# Comparing two survival curves

#### arkm25

##### New Member
Hi

I have two survival curves/functions given by two sets of data points

(t1, P(T>t1)), (t2, P(T>t2) ), ..., (tn, P(T>tn) )

(t1, P*(T>t1)), (t2, P*(T>t2) ), ..., (tn, P*(T>tn) )

where the time points are t1, t2, ..., tn and for each time point I have an estimated probability of survival until that data point.

The first survival curve, P(T>t), is estimated using a Kaplan-Meier estimator for multiple subjects/observations.

The second survival curve, P*(T>t), is estimated using a machine learning method and it models the survival for a single subject.

I am now in need to compare the two survival curves and ascertain whether there is a significant difference between the two. My situation is just very peculiar since I am dealing with a survival curve for a group of subjects vs a survival curve for one subject. Traditionally you would have two survival curves for different groups (eg male and female) and then you could check if they are different using a log-rank test.

I'm quite stuck so any ideas/references would be highly appreciated.

#### hlsmith

##### Less is more. Stay pure. Stay poor.
Can you clarify the one-person model? So how do you get a curve for one person? Can you provide a link to the method used, so we can understand it better? I would start by trying to plot them both. Are there standard errors to use for confidence interval calculations?

#### arkm25

##### New Member
Can you clarify the one-person model? So how do you get a curve for one person? Can you provide a link to the method used, so we can understand it better? I would start by trying to plot them both. Are there standard errors to use for confidence interval calculations?
Hi
The method I used was from the following paper: Survival analysis as a classification problem (Chenyang Zhong and Robert Tibshirani), section 2.1-2.3.
https://arxiv.org/abs/1909.11171

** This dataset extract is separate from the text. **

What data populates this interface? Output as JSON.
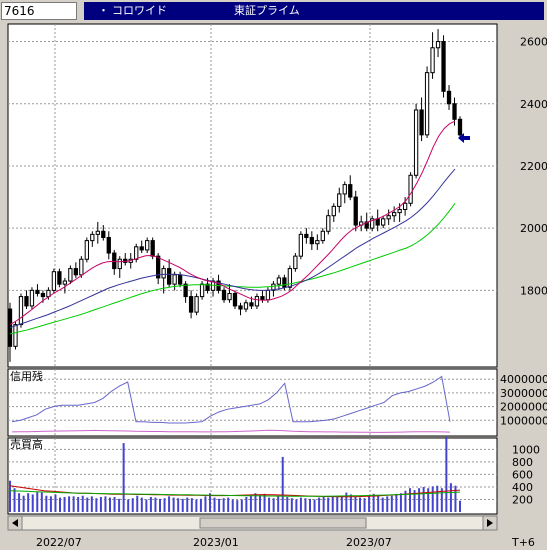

They use an approach, call stacking, where they group together observations based on whether or not they failed within a given uncensored observations failure time. Then a binary classifier is applied to the "grouped" dataset and its output can be used to construct survival curves.

I have plotted both survival curves and they are very similar so I can visually conclude there is no statistically significant difference between the two but I would like to reach this conclusion through more rigorous means, ie a significance test.

Yes I have computed standard errors for every estimated survival probability, for both methods.

#### hlsmith

##### Less is more. Stay pure. Stay poor.
I havent looked at the link yet, but how about plotting the calibration curves for the two approaches with confidence intervals?

#### fed2

##### Active Member
sort of an interesting link, i hadn't realized that relationship. to your question, it seems that the answer to your question of whether there is a significant difference between the two would be 'no', if both methods are consistent estimators of the survival curve, and 'yes' elsewhere. I think there may be some kind of fundamental problem in constructing a statistical test like you are desiring, which compares the estimates you have in hand, but I can't put my finger on it. I mean, its like if I gave you a median (non-parametric like log-rank) and a mean and asked you if they were significantly different. It would boil down to a question of whether normality/symmetry assumptions were met or similar wouldn't it?

I think one approach would be to refit each method over samples of the patients and look at the correlation.